If you told me when I was 22 years old that someday I would try to gather support for access to abortion, I would have been horrified. Nonetheless, that is my purpose today, as we contemplate the impact of Utah’s SB174. While currently on hold in court, this law will outlaw most abortion care in Utah if allowed to take effect.
I grew up in the South, the second of five children. I was Catholic and proudly against abortion. At the time, for me and my community, abortion was simply wrong. Then I went to medical school and fell in love with delivering babies. During my obstetrics training, I came to understand the inherent risk and complexity of pregnancy. My view of abortion was forever altered.
Over the past 16 years as an OB/GYN physician, I have delivered thousands of babies. I have also cared for patients facing heartbreaking fetal diagnoses. Some of these patients choose to continue their pregnancies and pursue maximal interventions for their babies. Most choose to end their pregnancies early, either by inducing labor and allowing their babies to pass away surrounded by their families, or through a surgical abortion.
There is never an easy answer in these cases, but I believe there is a right answer: whatever a patient decides is right for her and her family. I am honored to care for — and grieve with — all of them. All these patients love their babies fiercely, suffer mightily and are changed forever. Most of these patients would not be able to safely end their pregnancies under SB174.
We often forget that nearly all the terrible medical problems that can happen to people at any point in their life can also occur to people while they are pregnant. Normal, healthy pregnancies can become complicated in an instant by an unlimited number of obstetric complications.

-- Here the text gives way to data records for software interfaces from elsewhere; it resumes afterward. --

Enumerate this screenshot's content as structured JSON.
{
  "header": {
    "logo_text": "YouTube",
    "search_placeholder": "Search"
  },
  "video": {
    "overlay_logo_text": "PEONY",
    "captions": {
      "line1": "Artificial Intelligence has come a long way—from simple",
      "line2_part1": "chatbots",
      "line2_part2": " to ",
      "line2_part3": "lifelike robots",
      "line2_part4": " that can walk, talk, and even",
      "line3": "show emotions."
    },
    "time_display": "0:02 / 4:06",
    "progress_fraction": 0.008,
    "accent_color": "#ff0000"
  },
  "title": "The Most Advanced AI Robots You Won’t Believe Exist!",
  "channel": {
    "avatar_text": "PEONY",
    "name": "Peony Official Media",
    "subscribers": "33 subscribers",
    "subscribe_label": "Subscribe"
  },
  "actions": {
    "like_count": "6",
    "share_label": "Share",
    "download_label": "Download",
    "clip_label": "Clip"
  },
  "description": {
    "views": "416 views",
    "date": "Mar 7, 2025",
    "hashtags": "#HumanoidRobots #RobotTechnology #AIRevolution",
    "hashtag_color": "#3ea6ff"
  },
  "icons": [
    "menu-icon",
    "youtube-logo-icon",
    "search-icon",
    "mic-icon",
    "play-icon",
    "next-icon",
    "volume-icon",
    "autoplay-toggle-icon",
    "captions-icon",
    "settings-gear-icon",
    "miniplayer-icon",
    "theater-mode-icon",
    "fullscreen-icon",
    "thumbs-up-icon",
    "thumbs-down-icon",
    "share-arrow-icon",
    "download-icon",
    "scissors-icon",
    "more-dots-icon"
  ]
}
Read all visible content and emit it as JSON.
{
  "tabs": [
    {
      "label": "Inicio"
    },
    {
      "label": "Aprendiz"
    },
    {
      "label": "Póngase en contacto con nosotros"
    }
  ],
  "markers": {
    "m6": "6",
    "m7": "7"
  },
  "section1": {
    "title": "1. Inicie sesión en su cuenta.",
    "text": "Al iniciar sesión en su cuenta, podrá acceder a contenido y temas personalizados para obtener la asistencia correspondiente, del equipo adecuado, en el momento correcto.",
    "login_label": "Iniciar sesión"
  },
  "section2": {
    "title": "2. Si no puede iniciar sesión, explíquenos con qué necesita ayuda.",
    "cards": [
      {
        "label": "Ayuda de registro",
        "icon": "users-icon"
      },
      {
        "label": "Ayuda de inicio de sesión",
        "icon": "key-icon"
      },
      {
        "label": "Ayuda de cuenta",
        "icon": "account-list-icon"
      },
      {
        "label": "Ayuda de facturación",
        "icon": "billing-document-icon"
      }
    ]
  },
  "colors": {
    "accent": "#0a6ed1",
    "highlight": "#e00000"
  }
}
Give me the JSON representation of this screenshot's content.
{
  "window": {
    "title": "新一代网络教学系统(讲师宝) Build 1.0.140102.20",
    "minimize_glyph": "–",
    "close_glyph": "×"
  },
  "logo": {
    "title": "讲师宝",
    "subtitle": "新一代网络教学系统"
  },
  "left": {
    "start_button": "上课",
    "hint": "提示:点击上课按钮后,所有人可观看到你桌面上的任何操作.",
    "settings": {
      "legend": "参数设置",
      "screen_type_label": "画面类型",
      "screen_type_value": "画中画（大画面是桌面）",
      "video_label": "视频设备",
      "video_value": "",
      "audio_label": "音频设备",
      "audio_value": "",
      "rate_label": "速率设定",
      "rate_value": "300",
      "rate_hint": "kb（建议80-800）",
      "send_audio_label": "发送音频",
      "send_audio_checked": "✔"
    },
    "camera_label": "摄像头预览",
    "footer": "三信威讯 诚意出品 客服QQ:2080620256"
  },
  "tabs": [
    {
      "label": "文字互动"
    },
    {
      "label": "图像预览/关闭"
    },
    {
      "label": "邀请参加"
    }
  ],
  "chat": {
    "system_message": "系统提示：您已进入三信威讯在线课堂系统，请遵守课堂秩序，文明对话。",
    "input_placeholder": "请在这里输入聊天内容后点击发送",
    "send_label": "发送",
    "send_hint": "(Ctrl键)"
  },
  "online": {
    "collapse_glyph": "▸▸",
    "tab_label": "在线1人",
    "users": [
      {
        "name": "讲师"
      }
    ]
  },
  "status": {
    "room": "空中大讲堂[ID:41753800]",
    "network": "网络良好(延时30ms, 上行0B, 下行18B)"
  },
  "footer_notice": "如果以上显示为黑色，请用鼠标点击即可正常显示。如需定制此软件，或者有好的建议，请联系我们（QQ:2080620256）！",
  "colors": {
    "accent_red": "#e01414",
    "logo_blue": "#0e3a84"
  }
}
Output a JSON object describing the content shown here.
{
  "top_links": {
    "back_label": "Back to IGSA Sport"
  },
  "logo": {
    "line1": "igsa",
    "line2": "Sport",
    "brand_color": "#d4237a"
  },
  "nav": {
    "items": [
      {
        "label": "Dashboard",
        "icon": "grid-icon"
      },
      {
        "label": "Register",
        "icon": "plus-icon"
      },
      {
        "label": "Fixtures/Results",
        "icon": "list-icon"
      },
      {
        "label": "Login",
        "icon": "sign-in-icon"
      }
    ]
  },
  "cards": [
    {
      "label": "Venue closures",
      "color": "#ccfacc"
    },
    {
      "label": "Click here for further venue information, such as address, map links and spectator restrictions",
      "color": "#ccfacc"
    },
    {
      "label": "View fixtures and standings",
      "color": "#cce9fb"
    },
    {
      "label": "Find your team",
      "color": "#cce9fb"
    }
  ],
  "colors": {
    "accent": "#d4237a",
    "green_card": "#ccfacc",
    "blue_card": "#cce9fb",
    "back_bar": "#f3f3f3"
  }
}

Part of my job as a physician is to educate patients about the relevant risks and range of possible outcomes. Once informed, the patient can make a decision that reflects their own values and acceptance of risk.
With this bill, lawmakers instead task physicians with determining which patients are sick enough to deserve an abortion. The language of the law is so vague that even physicians will not agree on what maternal risks warrant termination. It has turned our counseling upside down, and it has completely removed patients from their role in making decisions about their own health.
If it is allowed to be enforced, SB174 will outlaw medication and surgical abortion at all gestational ages in Utah with narrow exceptions, and subject the physician performing an abortion outside of those exceptions to second degree felony charges punishable by 15 years in prison.
Shall I ask our legislators at 3 a.m. how to best treat the patient with an inevitable miscarriage who is rapidly hemorrhaging when the fetus still has a heartbeat?
Shall I ask our legislators at 3 a.m. what to do for the patient with ruptured membranes at 19 weeks and a live fetus? Do I need to wait until she develops a life-threatening infection to intervene?
How close to death is close enough? Will a prosecutor see it the same way?
If I treat the patient according to the accepted standard of care, I may be committing a felony. If I follow the law, I may be committing malpractice. Can the patient’s best interests really be served by a doctor who must begin by making amateur legal decisions? The language of this law will result in confusion, hesitation, and delays in care that will make all pregnancies in Utah more dangerous. Trying to legislate these scenarios is a fool’s errand, and that is precisely why these decisions should play out between patients and their trusted physicians.
In my profession, I have borne witness to unspeakable tragedies and miraculous outcomes, all of which are intertwined with risk. Pregnancy, at baseline, is a serious and dynamic condition. Patients should have a right to choose whether to take on that risk. I should have a right to practice medicine according to established standards of care without legislative interference that hinders my ability to serve my patients during their time of greatest need.
I remain a hopeless optimist, which means I will persist in shedding light on this issue. My conscience drives me to push through my discomfort and fear to talk about the importance of abortion as healthcare.
I urge you to consider that the real-life situations I’ve described here will affect your loved ones. Abortion is so common that everyone loves someone who has had an abortion, even if the stigma attached to abortion means that you never hear about it. I have to believe that many of my fellow Utahns simply don’t recognize the unintended consequences of this law, which was drafted at a time when the chance of it becoming an enforceable law was entirely theoretical.
The Supreme Court has turned these decisions over to us. If this resonates with you, talk to your legislator. If you’re a legislator who wants to talk about this, give me a call. Let us take stock together and approach this with the care and nuance that patients deserve.
Sarah Heatherington Zarek, M.D., is a board-certified obstetrician-gynecologist practicing in Utah. The views and opinions expressed here are solely her own.